Moving from ACT! to BCM

OUTLOOKPOWER BOOK OF THE MONTH

By David Gewirtz

If you're an Outlook 2003 user, you may not realize you've got a very powerful business contact manager right at your fingertips. Microsoft's Business Contact Manager (better known as BCM) is a free add-on to Outlook, available to anyone's who owns Office 2003 Professional. Like many Microsoft products, in its first incarnation, BCM wasn't much to write home about. Now, in its second major revision, BCM is a multi-user product that's easy to install and use, and competes strongly against the old lady of personal CRM products, ACT!


"If you're an ACT! user and you want to move to BCM, this is the best $27 you'll spend."

Unfortunately, because BCM is a free download, it's virtually unsupported by Microsoft in terms of documentation and help. Microsoft is working towards a third major revision that looks pretty solid, but for now, you've got the software but very little training to get you started.

But that's about to change with an ebook by Lon Orenstein entitled Moving from ACT! to Microsoft's Business Contact Manager, as shown in Figure A.

FIGURE A

This is the book to read if you're moving from ACT! to BCM. (click for larger image)

If you're an ACT! user and you're thinking about making the jump to BCM, you might not know how to go about it. How do you move your data? How do you move your processes? How do you even think about doing your sales calls or follow-ups using BCM?

This is where Lon's book comes in. Lon's a special dude in this area. He's been working with ACT! since 1986, initially as a beta tester back when Reagan was still in the White House. He was the first person to pass the ACT! Certified Consultant test in the very first ACT! Certified Consultant class, so he was pretty much the first ACT! consultant.

If anyone's going to tell you how to get out of ACT! and into BCM, and know his stuff, it'll be Lon. And that's where Moving from ACT! to Microsoft's Business Contact Manager comes in.

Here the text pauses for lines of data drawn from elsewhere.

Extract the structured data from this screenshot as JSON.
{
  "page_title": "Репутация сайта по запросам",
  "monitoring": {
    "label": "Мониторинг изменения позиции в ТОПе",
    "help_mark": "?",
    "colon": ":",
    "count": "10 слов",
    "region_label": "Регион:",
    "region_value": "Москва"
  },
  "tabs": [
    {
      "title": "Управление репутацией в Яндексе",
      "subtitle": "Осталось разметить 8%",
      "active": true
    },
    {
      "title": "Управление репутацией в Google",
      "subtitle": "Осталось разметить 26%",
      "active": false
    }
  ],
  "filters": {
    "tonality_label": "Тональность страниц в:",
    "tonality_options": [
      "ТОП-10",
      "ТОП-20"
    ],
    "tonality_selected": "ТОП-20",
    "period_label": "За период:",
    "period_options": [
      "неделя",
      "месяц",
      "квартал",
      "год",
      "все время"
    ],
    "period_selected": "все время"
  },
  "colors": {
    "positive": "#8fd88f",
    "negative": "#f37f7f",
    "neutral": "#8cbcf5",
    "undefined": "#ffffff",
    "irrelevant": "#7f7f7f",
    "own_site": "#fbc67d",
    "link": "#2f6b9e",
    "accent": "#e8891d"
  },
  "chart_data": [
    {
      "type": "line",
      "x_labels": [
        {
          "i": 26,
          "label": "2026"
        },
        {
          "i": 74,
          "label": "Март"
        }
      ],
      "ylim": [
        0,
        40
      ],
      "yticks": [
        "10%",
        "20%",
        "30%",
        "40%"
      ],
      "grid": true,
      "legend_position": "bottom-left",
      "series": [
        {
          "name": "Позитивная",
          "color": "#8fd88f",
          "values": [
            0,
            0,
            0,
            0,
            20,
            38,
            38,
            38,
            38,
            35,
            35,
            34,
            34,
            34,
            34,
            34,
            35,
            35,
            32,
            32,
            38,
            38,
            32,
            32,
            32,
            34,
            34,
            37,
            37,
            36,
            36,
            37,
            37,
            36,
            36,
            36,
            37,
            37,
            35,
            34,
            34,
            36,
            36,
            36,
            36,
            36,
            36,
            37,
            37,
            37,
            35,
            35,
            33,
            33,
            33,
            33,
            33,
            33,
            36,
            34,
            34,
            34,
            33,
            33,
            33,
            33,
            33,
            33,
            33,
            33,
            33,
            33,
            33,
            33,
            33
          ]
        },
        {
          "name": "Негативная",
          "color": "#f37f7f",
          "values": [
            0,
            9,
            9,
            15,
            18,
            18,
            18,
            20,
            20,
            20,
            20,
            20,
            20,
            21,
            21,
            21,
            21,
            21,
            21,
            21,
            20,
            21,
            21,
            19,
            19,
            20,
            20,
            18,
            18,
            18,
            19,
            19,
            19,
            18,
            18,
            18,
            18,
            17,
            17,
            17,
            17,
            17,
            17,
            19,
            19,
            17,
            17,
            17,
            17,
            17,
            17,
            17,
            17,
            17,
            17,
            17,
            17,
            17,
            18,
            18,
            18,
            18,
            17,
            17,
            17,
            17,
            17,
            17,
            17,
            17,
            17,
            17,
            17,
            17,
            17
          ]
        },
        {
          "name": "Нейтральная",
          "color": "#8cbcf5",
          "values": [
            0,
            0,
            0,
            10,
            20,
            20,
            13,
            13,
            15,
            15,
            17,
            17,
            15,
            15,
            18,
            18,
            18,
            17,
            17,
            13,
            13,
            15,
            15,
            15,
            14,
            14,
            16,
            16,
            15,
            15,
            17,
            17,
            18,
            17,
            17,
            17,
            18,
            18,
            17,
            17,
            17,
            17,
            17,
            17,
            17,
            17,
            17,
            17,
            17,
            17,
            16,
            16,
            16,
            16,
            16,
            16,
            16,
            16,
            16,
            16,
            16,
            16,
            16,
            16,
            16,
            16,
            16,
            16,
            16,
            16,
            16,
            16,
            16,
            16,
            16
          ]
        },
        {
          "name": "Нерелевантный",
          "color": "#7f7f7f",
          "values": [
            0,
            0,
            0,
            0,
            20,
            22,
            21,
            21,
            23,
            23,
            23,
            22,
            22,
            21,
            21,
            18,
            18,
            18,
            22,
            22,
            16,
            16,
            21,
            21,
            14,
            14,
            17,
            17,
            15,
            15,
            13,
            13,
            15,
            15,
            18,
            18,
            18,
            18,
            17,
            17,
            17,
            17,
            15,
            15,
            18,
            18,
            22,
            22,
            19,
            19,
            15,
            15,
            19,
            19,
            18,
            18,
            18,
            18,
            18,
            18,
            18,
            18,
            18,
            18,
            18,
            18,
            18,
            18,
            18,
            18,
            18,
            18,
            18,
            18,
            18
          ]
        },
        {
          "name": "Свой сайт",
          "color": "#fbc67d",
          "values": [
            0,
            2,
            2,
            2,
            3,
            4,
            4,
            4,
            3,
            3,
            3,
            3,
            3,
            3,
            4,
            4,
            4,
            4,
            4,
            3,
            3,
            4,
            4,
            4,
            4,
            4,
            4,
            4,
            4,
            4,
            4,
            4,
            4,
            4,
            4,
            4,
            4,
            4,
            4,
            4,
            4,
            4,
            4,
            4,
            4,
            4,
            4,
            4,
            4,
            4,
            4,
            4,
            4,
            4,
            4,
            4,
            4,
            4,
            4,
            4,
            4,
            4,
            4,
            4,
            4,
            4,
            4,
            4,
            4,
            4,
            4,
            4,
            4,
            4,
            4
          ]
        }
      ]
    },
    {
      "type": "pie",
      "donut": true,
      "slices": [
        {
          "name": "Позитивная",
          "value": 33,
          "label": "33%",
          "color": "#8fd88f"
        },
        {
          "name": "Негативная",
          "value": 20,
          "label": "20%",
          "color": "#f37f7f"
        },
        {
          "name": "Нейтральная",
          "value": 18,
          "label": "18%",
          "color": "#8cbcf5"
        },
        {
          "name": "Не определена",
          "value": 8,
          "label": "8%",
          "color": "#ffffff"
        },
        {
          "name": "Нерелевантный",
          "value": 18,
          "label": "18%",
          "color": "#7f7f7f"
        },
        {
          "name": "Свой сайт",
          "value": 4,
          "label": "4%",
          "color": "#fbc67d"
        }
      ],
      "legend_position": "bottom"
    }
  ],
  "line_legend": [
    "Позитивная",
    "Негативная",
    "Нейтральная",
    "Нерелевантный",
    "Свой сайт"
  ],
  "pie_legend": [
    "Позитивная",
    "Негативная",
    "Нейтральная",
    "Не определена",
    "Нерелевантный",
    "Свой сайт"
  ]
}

This is a 43 page book that's very well organized. He talks about why you might want to move to BCM and what to think about, including developing an action plan for making the move. He's divided the book up into three major sections. The first is what you'd expect: how to move your data from ACT! into BCM. In this section, he provides the step-by-step procedure you'll need to move your data over, explains what will and won't transfer, and how to deal with the inconsistencies between the two products.